- "EIA 923 July 2020" EIA 923 July 2020.
- "Sheldon Station Goes Hydrogen," Nebraska Public Power District, accessed March 2016
- "Nebraska utility won’t convert power plant to run on hydrogen after all" Energynews.us, July 23, 2020
- "The Toll from Coal: An Updated Assessment of Death and Disease from America's Dirtiest Energy Source," Clean Air Task Force, September 2010.
- "Technical Support Document for the Powerplant Impact Estimator Software Tool," Prepared for the Clean Air Task Force by Abt Associates, July 2010
- "Study of coal ash sites finds extensive water contamination" Renee Schoff, Miami Herald, August 26, 2010.
- "Enviro groups: ND, SD coal ash polluting water" Associated Press, August 24, 2010.
- Existing Electric Generating Units in the United States, 2005, Energy Information Administration, accessed Jan. 2009.
- Environmental Integrity Project, "Dirty Kilowatts: America’s Most Polluting Power Plants", July 2007.
- Facility Registry System, U.S. Environmental Protection Agency, accessed Jan. 2009.
- Carbon Monitoring for Action database, accessed Feb. 2009.
Related GEM.wiki articles
- Existing U.S. Coal Plants
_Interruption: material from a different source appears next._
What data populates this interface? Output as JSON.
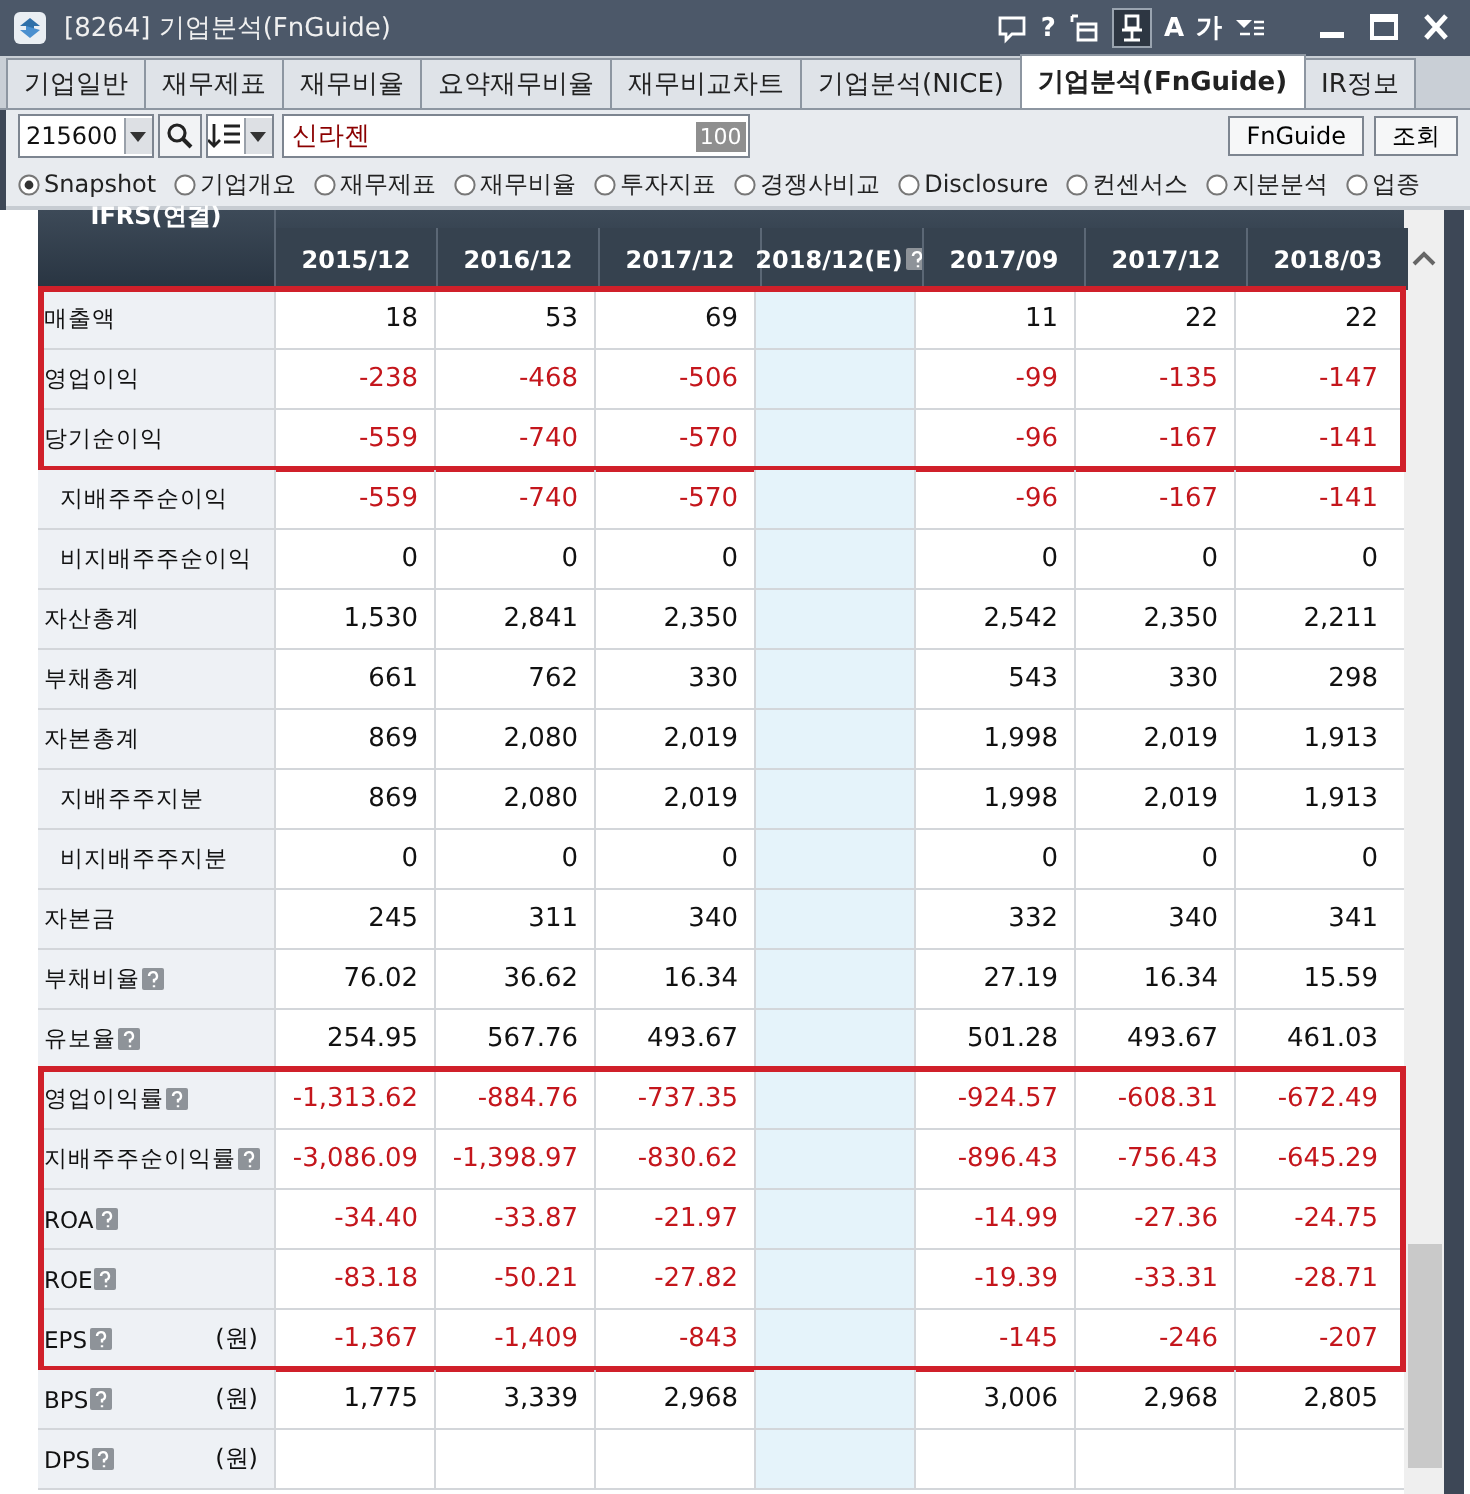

- Nebraska and coal
- Nebraska Public Power District
- United States and coal
- Global warming